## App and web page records
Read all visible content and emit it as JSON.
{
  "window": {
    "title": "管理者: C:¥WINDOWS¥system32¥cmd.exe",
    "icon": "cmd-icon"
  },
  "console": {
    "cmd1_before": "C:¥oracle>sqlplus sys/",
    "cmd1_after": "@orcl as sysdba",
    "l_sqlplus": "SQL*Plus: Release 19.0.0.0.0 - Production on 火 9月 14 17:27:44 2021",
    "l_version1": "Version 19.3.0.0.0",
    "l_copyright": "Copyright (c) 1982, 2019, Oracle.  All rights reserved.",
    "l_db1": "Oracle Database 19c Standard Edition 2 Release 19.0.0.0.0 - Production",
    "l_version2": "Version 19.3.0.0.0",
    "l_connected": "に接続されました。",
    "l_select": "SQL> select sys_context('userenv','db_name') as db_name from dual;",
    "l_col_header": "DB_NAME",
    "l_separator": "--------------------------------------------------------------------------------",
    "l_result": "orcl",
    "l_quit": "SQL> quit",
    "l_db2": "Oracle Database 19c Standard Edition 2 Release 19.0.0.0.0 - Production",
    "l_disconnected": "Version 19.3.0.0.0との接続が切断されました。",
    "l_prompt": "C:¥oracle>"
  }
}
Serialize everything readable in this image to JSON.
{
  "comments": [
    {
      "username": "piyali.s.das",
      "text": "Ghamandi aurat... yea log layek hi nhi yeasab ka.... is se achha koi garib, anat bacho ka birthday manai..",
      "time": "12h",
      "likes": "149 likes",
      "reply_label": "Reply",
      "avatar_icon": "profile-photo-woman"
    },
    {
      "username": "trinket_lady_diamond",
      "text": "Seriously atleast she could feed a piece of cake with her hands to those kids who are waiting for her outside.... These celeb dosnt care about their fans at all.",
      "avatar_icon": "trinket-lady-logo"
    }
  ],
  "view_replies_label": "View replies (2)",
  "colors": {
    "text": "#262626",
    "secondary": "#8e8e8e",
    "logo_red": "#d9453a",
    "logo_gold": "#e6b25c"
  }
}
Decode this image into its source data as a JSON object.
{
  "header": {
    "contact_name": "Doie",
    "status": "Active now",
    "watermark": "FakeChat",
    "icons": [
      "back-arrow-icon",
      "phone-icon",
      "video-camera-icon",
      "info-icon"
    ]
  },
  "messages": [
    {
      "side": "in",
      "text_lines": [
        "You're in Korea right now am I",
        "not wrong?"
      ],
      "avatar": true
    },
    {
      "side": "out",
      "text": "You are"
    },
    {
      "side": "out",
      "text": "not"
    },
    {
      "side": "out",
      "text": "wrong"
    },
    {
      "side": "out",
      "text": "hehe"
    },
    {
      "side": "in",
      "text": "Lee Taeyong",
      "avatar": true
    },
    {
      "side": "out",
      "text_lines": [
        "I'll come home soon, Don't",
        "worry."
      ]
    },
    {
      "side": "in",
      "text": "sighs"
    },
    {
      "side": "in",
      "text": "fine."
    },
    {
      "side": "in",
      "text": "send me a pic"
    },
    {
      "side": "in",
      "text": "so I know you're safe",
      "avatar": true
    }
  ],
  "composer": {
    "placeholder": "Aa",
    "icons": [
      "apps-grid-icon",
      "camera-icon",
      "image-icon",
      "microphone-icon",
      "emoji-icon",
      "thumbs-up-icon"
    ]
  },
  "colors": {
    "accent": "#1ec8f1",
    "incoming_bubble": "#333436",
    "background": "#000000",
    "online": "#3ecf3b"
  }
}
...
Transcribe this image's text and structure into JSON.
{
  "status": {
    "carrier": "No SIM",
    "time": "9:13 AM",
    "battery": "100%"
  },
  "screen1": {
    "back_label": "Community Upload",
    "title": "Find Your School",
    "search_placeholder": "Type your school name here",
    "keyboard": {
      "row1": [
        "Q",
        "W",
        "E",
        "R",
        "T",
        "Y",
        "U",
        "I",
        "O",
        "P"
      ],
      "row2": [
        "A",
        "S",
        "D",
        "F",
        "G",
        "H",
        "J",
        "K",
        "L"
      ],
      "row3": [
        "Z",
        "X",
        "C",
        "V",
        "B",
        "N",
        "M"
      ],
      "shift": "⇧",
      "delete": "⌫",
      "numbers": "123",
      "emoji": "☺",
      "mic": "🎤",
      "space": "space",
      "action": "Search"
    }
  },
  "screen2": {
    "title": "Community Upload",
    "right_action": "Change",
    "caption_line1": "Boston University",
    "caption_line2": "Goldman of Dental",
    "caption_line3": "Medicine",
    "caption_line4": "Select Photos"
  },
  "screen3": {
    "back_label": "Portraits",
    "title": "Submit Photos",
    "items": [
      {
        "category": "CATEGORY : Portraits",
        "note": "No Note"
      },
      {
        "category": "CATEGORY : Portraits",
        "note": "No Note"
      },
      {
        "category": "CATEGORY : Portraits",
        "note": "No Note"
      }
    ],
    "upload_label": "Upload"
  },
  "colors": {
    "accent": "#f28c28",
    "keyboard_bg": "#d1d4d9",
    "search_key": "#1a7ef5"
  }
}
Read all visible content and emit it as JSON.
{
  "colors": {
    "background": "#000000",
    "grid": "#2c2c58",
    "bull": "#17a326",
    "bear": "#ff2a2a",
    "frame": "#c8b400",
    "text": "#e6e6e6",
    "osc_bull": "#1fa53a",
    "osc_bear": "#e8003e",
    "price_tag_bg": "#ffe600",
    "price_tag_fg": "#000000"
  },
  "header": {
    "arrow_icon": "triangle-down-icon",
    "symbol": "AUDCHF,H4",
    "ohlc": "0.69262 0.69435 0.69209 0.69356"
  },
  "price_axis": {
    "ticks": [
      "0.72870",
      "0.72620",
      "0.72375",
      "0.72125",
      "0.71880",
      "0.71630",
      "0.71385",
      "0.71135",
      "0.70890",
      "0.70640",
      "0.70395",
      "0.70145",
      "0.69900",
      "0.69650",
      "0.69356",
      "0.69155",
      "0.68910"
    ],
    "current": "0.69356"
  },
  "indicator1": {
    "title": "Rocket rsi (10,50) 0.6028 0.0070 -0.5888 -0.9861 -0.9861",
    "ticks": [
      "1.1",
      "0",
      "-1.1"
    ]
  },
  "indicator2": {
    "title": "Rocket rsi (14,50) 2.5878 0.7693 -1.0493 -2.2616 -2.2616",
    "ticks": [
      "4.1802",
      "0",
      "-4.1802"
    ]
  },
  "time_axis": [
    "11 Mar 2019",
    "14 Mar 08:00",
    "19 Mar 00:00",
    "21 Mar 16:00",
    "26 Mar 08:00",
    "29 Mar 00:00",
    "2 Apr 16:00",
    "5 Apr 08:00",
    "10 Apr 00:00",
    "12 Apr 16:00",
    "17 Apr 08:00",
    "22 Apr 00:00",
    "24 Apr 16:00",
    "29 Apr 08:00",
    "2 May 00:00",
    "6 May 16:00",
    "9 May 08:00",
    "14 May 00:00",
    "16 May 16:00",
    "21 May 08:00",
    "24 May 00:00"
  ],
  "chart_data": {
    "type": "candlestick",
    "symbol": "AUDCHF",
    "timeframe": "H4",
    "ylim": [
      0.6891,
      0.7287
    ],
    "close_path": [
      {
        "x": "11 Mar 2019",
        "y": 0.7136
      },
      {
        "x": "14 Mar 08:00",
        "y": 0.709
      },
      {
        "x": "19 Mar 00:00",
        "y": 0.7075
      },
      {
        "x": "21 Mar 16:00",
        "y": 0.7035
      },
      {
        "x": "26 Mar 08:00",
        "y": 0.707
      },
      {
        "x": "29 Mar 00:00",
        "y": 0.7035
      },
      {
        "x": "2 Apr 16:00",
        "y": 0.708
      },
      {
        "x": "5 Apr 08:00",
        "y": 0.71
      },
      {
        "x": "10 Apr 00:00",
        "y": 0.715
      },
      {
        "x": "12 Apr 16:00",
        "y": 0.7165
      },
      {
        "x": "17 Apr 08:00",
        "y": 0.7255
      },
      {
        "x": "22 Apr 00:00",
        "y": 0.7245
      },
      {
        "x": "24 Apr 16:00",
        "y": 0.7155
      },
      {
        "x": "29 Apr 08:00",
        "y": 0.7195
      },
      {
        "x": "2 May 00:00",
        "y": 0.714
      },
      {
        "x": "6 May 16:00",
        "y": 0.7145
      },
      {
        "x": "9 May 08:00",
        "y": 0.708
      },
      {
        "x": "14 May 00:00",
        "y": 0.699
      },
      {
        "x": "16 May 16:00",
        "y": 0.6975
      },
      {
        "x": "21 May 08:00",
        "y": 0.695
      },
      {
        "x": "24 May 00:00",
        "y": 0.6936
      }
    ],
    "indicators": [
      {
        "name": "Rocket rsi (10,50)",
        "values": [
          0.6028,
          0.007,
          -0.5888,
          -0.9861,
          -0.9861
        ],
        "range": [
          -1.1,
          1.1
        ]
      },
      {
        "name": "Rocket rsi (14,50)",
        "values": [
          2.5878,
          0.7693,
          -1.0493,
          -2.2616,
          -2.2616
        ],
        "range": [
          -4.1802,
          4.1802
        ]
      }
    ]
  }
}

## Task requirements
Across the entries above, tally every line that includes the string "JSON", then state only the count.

## Output of the task
5